*How to complete this task*. Isolate every line in the data with the string "JSON" and copy it.

*Available records*.
* * *
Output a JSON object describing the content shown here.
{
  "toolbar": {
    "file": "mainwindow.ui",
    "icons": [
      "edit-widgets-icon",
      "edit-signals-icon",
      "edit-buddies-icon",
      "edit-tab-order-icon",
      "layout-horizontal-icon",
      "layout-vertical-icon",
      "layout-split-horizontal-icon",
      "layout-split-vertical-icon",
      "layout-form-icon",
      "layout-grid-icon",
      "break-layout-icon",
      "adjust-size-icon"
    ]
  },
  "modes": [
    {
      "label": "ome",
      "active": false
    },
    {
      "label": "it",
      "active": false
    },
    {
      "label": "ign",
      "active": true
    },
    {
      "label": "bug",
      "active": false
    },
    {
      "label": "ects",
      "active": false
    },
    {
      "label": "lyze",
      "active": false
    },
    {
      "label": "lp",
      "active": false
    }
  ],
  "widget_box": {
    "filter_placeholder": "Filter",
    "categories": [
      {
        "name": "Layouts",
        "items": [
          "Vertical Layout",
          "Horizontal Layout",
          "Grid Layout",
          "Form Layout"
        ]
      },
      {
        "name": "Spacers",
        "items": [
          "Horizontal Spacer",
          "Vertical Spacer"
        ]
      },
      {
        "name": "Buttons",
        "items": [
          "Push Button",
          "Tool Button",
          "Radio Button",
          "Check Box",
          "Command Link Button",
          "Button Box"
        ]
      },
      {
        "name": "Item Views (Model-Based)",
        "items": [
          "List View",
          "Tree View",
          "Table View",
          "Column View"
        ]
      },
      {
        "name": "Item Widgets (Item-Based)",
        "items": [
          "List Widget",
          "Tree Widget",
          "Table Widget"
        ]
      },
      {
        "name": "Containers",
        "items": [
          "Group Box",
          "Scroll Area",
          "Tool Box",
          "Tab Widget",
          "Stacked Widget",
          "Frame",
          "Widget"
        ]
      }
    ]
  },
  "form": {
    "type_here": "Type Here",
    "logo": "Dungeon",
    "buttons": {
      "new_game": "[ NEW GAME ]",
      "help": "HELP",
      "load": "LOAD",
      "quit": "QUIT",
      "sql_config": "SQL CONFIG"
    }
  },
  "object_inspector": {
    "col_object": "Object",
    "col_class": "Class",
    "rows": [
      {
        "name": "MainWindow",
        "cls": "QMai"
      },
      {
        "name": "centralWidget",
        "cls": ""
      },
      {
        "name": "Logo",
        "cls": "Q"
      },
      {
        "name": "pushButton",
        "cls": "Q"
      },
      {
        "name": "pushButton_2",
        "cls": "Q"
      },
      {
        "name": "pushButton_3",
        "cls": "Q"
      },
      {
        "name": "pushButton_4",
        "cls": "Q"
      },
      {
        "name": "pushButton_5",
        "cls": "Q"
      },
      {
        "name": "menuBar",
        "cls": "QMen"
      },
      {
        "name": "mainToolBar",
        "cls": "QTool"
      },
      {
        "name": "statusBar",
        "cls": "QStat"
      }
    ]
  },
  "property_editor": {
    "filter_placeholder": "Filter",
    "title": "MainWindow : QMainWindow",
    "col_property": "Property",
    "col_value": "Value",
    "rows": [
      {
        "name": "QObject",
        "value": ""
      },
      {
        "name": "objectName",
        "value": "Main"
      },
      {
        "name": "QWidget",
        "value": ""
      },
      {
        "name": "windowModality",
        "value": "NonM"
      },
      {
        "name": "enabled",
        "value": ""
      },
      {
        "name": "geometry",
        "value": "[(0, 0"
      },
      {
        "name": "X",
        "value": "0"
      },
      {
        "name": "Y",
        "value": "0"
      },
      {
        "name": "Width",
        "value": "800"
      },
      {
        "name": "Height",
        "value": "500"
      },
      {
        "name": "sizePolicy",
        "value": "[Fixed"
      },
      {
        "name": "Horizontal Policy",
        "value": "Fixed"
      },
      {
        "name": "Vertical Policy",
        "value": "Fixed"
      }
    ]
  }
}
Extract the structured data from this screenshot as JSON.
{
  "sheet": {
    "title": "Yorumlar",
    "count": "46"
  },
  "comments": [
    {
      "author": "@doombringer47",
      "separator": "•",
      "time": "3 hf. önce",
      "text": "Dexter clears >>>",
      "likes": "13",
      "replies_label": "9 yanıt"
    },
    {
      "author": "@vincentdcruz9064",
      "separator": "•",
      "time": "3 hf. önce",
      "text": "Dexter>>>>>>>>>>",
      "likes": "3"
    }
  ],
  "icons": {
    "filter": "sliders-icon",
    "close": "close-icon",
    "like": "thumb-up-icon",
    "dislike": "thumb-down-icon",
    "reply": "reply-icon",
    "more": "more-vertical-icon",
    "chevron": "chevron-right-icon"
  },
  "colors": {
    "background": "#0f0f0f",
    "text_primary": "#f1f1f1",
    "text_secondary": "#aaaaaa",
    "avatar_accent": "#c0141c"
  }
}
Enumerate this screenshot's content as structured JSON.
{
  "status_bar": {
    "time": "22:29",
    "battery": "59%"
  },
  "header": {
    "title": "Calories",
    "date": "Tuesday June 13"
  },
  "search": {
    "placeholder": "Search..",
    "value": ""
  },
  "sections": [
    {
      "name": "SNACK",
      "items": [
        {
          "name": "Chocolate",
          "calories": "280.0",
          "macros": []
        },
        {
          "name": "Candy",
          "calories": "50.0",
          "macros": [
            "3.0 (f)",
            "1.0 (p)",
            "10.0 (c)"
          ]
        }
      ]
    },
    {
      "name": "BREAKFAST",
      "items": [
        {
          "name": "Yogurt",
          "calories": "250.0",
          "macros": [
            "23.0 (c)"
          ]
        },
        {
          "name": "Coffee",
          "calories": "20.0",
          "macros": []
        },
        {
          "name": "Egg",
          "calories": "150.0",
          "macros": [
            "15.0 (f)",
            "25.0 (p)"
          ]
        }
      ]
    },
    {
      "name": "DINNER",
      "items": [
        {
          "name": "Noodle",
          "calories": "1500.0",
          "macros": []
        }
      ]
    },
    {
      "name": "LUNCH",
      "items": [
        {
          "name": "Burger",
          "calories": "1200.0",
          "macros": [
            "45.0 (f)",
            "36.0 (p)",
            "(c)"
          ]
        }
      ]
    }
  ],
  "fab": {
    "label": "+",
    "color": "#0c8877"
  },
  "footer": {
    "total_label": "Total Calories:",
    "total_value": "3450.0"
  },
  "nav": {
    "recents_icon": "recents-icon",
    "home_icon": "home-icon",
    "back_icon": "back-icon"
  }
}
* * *
*Response*.
Output a JSON object describing the content shown here.
Extract the structured data from this screenshot as JSON.
Enumerate this screenshot's content as structured JSON.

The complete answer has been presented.